## Exercise
If a line in the entries below contains "price", copy it.
+ + + +
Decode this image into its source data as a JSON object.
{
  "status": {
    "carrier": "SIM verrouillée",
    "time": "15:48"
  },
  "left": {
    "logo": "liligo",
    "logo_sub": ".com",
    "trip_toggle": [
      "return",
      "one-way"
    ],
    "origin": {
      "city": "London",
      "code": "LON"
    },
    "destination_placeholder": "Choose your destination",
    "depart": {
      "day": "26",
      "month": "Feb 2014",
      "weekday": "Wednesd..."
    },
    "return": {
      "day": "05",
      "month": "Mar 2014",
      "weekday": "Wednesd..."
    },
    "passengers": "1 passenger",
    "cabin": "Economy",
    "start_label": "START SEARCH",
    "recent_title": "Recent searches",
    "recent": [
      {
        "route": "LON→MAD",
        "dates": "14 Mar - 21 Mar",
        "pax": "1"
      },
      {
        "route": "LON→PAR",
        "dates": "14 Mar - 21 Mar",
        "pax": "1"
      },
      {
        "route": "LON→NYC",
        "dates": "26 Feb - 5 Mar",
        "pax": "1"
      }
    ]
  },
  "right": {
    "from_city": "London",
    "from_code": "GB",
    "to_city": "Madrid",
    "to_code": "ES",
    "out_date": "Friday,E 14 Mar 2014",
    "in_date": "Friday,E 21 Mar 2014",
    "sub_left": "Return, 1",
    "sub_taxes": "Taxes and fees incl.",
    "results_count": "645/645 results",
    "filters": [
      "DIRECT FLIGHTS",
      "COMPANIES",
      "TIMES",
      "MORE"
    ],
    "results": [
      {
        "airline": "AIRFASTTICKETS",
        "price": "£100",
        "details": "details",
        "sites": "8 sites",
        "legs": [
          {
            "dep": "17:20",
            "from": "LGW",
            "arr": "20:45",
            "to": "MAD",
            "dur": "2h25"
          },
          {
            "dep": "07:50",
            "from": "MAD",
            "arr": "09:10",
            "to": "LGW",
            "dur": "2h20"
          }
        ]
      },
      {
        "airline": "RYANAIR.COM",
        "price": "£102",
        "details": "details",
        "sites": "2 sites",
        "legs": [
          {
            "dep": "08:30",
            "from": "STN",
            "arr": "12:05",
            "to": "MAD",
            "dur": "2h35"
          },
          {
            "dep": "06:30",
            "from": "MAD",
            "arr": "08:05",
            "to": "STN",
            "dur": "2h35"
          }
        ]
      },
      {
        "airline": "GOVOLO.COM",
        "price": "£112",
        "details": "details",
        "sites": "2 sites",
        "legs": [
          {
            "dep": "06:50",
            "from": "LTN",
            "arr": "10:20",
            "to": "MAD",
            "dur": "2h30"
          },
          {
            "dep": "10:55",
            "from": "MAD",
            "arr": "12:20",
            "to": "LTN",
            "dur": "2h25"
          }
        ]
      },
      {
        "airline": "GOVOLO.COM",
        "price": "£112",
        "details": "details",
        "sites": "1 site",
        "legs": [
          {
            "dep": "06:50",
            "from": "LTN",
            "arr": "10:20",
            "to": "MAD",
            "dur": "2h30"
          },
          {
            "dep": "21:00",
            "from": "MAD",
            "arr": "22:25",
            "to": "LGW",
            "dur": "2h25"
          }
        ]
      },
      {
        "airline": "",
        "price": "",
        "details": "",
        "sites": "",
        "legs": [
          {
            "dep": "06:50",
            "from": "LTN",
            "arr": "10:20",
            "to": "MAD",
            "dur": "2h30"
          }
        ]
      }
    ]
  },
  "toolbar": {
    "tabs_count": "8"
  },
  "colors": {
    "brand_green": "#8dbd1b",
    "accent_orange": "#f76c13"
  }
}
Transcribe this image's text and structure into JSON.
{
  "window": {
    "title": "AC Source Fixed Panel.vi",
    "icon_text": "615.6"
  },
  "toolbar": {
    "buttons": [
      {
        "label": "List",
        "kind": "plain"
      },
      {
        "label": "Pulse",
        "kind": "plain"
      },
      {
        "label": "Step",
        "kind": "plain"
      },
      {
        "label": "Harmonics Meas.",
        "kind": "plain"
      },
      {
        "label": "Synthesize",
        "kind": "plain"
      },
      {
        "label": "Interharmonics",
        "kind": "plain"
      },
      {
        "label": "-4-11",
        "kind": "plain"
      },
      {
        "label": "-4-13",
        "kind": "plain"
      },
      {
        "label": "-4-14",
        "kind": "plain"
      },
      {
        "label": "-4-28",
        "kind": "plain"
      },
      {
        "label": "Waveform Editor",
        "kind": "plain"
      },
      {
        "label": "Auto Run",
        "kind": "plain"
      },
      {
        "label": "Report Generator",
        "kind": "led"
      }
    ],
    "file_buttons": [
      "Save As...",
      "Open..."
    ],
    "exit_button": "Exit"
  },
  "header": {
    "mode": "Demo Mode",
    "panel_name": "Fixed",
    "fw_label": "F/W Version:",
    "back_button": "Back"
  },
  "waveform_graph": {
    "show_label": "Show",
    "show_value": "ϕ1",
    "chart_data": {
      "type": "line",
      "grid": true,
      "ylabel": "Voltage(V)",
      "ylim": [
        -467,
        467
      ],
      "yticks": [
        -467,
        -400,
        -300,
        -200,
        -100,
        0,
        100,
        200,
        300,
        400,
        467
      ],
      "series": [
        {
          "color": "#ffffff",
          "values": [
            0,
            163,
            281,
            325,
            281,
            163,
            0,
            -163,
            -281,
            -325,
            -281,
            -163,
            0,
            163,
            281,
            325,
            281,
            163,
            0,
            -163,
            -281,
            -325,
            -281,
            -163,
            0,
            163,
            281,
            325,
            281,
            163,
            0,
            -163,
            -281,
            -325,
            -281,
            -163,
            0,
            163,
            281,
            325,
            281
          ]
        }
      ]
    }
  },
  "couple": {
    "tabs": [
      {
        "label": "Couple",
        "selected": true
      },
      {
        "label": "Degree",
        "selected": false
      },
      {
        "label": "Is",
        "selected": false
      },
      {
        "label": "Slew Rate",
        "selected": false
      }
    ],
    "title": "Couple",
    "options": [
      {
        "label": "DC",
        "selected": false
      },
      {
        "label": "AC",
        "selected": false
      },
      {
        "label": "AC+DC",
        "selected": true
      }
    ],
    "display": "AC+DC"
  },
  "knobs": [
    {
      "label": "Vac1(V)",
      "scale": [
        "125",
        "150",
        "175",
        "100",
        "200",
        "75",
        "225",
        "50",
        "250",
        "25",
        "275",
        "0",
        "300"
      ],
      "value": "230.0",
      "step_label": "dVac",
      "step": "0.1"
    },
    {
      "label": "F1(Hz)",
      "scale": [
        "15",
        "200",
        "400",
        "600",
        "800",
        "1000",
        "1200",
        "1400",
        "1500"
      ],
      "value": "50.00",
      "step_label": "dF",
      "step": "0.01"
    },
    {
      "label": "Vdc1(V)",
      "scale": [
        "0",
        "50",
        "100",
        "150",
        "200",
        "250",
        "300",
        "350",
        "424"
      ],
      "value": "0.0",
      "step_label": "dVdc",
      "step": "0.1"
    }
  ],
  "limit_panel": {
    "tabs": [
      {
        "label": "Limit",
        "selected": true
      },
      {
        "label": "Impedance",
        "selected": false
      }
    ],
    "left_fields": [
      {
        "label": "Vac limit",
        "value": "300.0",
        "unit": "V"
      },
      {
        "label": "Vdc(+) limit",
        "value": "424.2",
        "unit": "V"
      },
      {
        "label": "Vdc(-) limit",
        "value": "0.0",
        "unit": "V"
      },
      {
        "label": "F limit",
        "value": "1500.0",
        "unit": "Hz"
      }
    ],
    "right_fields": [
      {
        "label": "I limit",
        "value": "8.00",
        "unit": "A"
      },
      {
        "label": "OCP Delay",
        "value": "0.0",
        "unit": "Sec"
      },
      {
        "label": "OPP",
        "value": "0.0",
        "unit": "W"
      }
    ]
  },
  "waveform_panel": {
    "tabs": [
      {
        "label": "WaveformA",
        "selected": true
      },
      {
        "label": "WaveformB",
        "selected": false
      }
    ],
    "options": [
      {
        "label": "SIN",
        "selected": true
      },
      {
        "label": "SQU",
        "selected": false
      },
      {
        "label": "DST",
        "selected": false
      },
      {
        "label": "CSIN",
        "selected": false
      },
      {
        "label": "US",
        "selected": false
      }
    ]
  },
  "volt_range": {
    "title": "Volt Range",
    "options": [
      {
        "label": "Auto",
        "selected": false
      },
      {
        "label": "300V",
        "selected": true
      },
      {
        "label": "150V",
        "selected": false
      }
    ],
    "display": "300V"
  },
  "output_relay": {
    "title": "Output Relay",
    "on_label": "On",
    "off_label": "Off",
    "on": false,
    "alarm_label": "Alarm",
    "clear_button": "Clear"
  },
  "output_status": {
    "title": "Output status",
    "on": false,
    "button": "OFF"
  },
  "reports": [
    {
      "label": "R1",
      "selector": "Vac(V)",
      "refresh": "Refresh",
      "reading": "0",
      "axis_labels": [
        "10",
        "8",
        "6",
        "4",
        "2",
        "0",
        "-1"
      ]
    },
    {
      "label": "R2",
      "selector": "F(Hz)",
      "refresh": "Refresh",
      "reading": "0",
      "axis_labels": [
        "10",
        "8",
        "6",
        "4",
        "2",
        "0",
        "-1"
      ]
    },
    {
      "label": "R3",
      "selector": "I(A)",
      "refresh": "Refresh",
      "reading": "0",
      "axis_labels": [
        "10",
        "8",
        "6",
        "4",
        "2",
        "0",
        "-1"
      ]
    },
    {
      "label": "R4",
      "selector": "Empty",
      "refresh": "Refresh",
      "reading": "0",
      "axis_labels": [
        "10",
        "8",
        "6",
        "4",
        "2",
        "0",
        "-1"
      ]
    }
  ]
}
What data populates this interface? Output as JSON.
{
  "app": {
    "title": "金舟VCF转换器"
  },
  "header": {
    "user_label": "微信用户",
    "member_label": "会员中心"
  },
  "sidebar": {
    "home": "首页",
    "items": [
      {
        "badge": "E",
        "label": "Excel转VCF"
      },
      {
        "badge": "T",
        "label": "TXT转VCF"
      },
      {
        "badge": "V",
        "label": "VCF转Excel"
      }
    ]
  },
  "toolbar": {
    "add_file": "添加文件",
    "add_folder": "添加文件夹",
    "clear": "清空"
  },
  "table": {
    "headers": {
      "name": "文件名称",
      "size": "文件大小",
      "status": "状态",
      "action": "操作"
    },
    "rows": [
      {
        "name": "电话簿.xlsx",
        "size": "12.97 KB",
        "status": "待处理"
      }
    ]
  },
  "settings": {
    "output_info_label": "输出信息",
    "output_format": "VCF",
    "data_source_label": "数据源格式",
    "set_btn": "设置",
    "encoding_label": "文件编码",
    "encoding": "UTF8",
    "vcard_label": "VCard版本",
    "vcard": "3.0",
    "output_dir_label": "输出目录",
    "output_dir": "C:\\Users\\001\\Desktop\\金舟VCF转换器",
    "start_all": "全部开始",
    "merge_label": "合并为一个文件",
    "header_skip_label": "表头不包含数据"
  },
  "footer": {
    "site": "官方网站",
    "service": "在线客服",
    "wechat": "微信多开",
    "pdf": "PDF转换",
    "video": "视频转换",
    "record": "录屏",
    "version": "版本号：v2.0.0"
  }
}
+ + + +
## Solution to this task
        "price": "£100",
        "price": "£102",
        "price": "£112",
        "price": "£112",
        "price": "",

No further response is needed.